**WORK REQUIRED**
From the entries below, copy every line where the string "JSON" appears.
--------
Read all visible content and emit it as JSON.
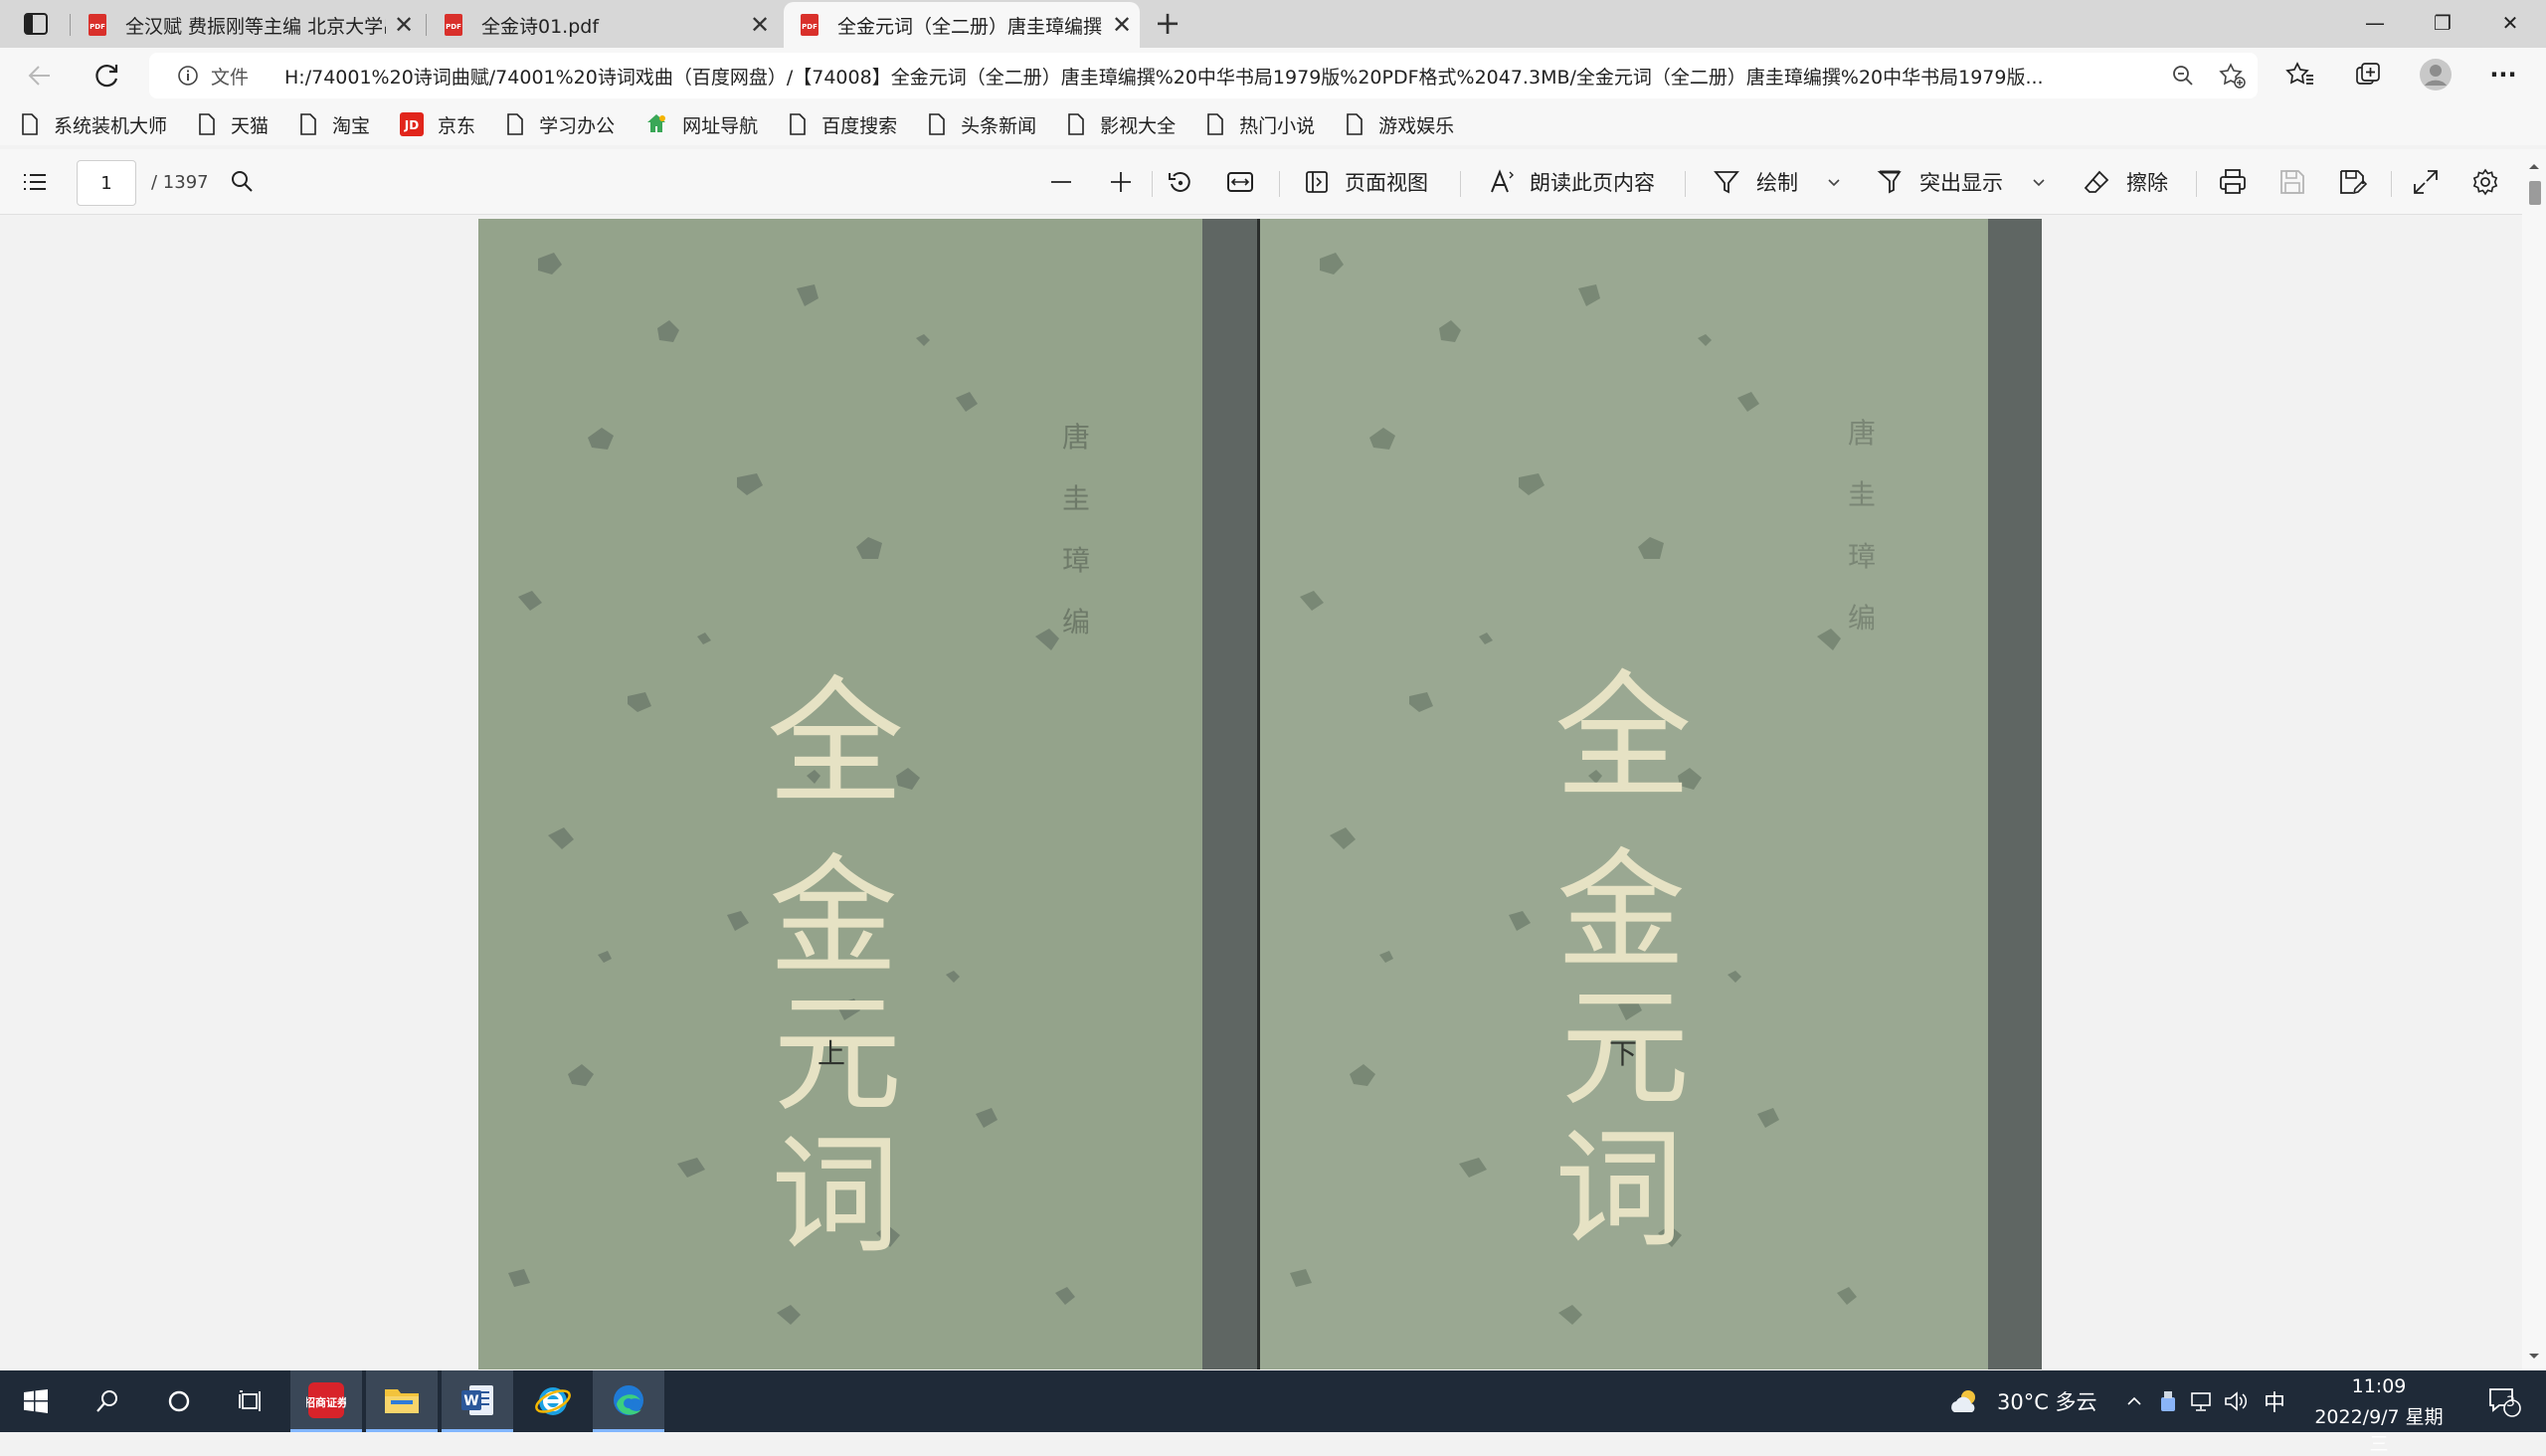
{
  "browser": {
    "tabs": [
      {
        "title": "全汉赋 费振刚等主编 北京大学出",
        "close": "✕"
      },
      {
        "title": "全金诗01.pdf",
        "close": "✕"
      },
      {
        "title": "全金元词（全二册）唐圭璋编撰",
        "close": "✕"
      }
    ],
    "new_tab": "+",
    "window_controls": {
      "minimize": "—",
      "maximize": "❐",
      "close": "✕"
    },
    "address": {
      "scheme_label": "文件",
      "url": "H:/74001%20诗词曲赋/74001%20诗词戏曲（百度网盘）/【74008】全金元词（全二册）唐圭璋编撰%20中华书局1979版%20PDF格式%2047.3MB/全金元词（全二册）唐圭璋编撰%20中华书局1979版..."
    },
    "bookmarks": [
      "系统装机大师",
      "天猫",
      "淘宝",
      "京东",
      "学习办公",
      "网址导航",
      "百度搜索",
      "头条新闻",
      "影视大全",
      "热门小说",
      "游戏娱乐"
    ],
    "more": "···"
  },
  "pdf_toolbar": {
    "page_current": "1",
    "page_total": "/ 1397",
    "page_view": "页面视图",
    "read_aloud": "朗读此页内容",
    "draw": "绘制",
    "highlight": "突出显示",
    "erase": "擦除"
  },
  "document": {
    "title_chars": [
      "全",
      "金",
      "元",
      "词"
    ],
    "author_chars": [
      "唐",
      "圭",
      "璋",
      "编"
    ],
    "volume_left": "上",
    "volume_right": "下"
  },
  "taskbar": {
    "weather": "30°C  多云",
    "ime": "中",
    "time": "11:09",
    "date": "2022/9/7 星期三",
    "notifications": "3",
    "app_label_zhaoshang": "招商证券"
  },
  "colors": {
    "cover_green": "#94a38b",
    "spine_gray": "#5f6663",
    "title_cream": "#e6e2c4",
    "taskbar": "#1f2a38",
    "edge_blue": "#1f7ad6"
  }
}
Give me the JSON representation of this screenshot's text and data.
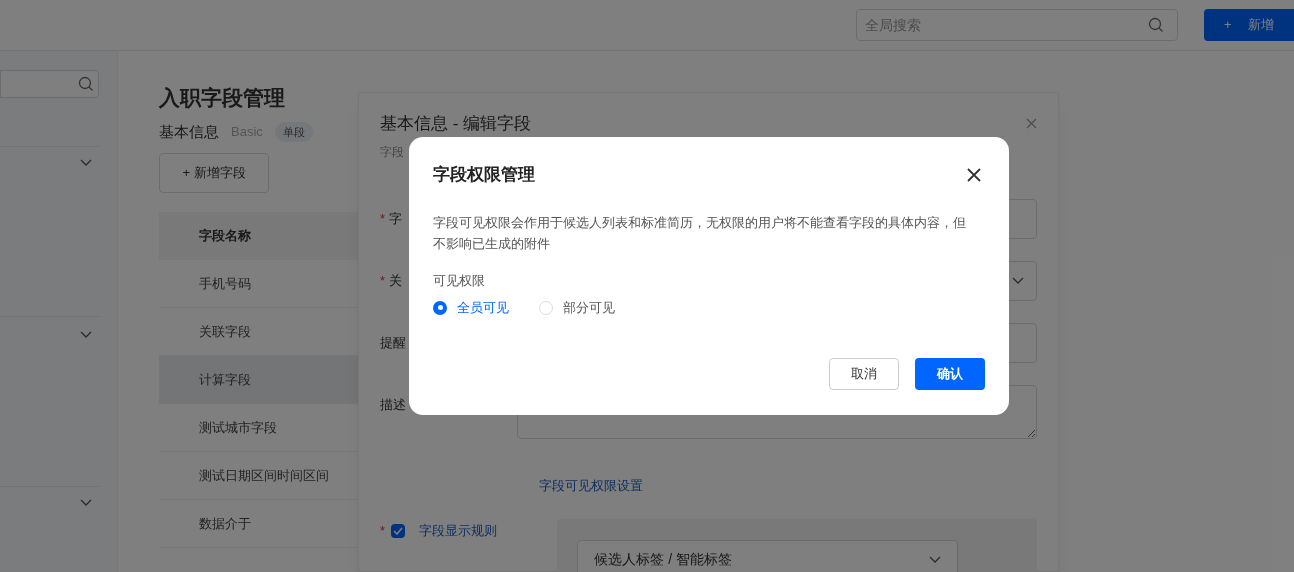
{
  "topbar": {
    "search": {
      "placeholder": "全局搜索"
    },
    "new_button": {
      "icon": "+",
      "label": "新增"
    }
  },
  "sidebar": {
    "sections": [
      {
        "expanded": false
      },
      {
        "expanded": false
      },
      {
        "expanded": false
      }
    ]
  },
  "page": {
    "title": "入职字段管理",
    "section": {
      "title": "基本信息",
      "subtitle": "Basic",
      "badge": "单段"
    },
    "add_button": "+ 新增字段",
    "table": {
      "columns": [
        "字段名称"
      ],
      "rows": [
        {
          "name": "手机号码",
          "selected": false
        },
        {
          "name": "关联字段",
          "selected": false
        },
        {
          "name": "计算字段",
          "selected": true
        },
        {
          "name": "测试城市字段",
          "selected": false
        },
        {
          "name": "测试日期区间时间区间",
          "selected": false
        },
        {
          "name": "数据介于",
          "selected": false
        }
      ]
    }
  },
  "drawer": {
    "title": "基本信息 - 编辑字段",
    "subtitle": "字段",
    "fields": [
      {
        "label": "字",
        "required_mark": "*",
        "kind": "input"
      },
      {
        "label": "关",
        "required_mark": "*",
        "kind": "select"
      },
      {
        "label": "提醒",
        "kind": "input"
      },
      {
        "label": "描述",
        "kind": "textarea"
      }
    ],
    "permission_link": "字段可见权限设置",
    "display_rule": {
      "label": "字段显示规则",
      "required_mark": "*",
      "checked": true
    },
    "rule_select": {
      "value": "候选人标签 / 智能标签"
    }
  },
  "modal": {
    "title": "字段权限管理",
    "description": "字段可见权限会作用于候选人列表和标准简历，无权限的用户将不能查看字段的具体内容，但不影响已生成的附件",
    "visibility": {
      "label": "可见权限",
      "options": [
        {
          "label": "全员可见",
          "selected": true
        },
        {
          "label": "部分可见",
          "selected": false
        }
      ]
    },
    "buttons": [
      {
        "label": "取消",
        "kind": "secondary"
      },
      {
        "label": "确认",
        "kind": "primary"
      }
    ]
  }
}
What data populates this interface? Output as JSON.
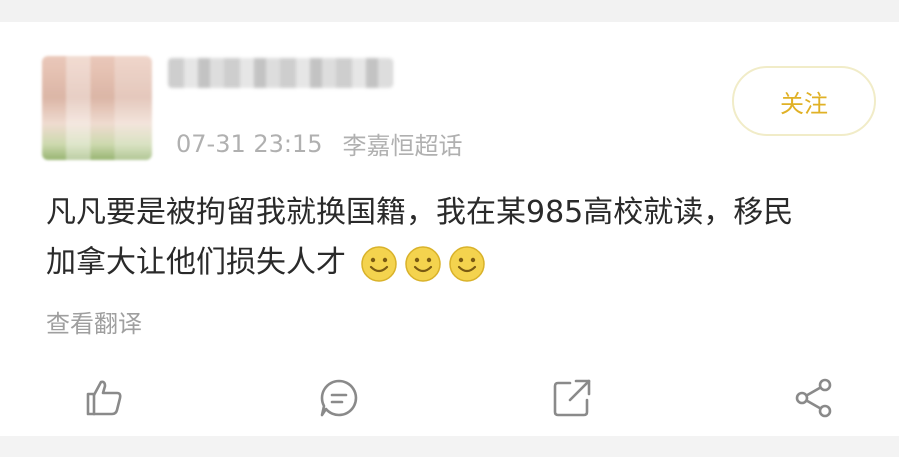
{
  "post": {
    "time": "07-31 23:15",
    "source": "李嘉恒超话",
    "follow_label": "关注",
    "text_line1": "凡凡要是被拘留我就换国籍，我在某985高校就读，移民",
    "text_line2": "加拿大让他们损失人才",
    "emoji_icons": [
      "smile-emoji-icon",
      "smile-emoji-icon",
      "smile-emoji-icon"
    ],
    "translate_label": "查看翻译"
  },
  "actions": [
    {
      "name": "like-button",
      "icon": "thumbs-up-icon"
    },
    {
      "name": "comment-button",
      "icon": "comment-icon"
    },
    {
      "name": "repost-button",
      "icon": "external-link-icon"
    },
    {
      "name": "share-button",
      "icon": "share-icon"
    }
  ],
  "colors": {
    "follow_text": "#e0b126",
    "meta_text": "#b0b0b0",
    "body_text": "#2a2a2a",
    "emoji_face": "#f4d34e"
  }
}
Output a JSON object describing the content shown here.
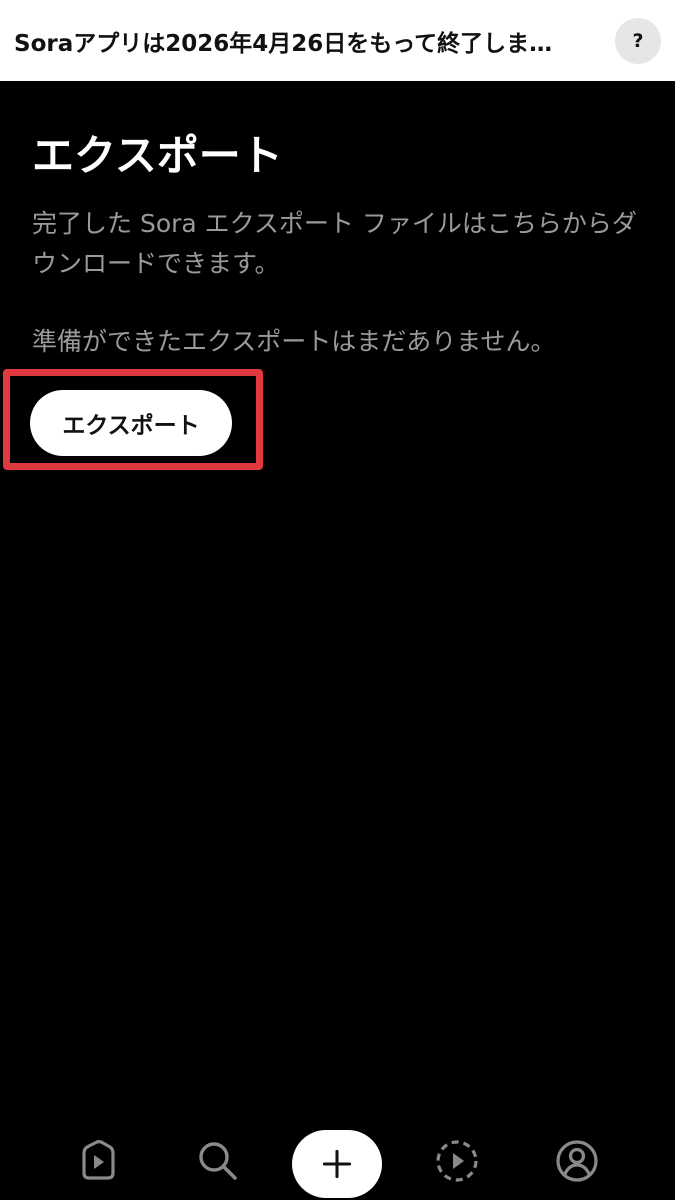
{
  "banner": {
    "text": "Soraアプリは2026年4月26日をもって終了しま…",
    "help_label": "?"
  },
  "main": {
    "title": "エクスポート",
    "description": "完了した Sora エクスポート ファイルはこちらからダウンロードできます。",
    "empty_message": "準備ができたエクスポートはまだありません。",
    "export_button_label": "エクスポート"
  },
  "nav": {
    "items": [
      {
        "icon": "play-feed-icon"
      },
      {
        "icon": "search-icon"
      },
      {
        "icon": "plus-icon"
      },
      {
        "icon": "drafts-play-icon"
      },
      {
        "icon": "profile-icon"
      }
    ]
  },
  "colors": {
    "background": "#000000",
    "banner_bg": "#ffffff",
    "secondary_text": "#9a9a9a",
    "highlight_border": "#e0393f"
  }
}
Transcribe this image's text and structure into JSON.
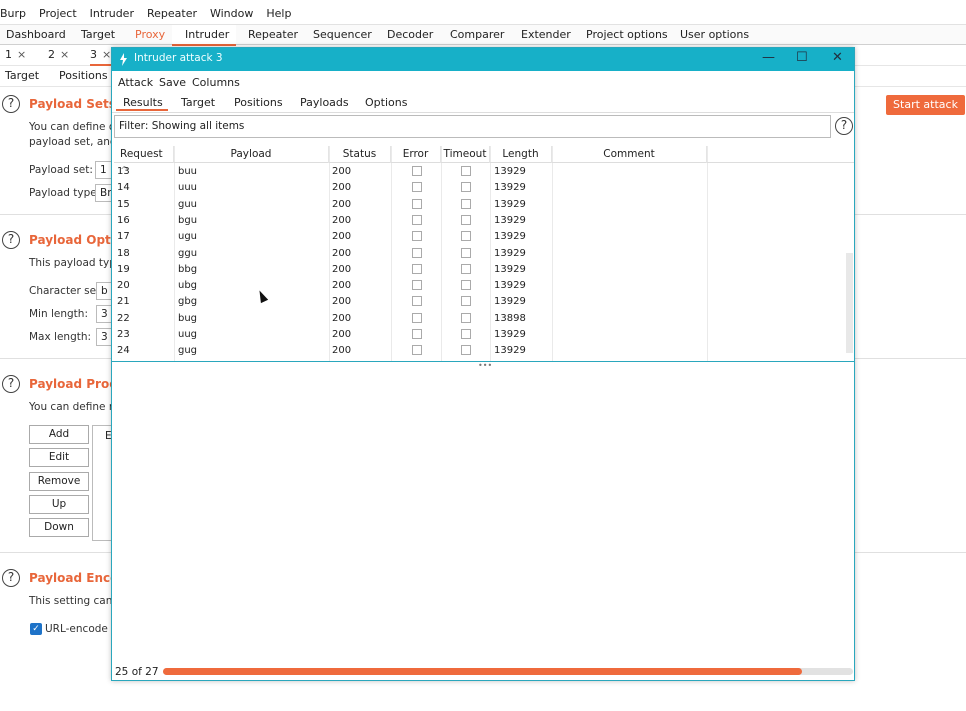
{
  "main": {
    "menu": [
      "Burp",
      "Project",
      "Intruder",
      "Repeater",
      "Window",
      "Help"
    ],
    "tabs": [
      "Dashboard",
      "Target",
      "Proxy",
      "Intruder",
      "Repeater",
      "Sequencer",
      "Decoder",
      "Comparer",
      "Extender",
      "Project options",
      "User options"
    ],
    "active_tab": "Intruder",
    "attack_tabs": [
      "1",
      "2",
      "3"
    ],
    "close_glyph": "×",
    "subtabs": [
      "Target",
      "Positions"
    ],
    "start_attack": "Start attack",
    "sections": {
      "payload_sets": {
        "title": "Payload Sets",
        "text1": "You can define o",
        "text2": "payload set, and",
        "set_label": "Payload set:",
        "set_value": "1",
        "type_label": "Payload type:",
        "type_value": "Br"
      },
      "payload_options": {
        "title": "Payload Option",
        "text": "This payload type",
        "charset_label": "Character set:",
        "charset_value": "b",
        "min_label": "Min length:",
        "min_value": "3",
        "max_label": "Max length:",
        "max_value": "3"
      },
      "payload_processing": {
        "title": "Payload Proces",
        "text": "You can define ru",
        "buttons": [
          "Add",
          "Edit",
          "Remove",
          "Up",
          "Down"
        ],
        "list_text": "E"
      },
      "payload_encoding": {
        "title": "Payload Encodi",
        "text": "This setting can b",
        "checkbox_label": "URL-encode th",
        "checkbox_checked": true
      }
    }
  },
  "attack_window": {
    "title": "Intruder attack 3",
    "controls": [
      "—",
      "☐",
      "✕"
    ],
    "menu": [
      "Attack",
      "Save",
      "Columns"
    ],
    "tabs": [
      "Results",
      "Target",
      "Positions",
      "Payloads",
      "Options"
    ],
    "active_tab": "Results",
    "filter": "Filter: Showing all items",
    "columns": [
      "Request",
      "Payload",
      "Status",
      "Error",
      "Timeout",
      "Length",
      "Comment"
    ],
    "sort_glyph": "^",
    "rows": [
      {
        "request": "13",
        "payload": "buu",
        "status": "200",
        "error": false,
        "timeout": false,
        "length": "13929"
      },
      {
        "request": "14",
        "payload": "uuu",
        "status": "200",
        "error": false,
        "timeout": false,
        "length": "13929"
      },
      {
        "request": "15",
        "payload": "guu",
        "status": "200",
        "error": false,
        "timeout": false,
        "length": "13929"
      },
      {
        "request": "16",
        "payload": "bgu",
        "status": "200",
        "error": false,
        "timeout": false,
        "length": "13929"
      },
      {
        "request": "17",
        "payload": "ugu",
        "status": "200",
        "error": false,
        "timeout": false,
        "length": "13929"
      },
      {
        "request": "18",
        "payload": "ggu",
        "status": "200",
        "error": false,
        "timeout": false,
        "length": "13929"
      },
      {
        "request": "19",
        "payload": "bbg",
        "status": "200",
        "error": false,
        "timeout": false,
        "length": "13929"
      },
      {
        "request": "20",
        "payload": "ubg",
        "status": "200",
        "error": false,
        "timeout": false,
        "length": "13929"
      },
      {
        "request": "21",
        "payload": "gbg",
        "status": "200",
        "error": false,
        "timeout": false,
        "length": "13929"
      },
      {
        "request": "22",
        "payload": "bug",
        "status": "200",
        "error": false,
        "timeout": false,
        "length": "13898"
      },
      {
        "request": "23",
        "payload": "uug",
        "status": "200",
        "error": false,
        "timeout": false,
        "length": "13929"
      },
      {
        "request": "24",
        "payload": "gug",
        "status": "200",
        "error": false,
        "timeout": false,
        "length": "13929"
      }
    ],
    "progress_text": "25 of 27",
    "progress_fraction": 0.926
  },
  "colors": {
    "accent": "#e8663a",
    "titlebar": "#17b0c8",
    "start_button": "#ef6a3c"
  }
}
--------
**TASK OUTPUT**
Read all visible content and emit it as JSON.
Give me the JSON representation of this screenshot's text and data.
What data populates this interface? Output as JSON.
Output a JSON object describing the content shown here.
Transcribe this image's text and structure into JSON.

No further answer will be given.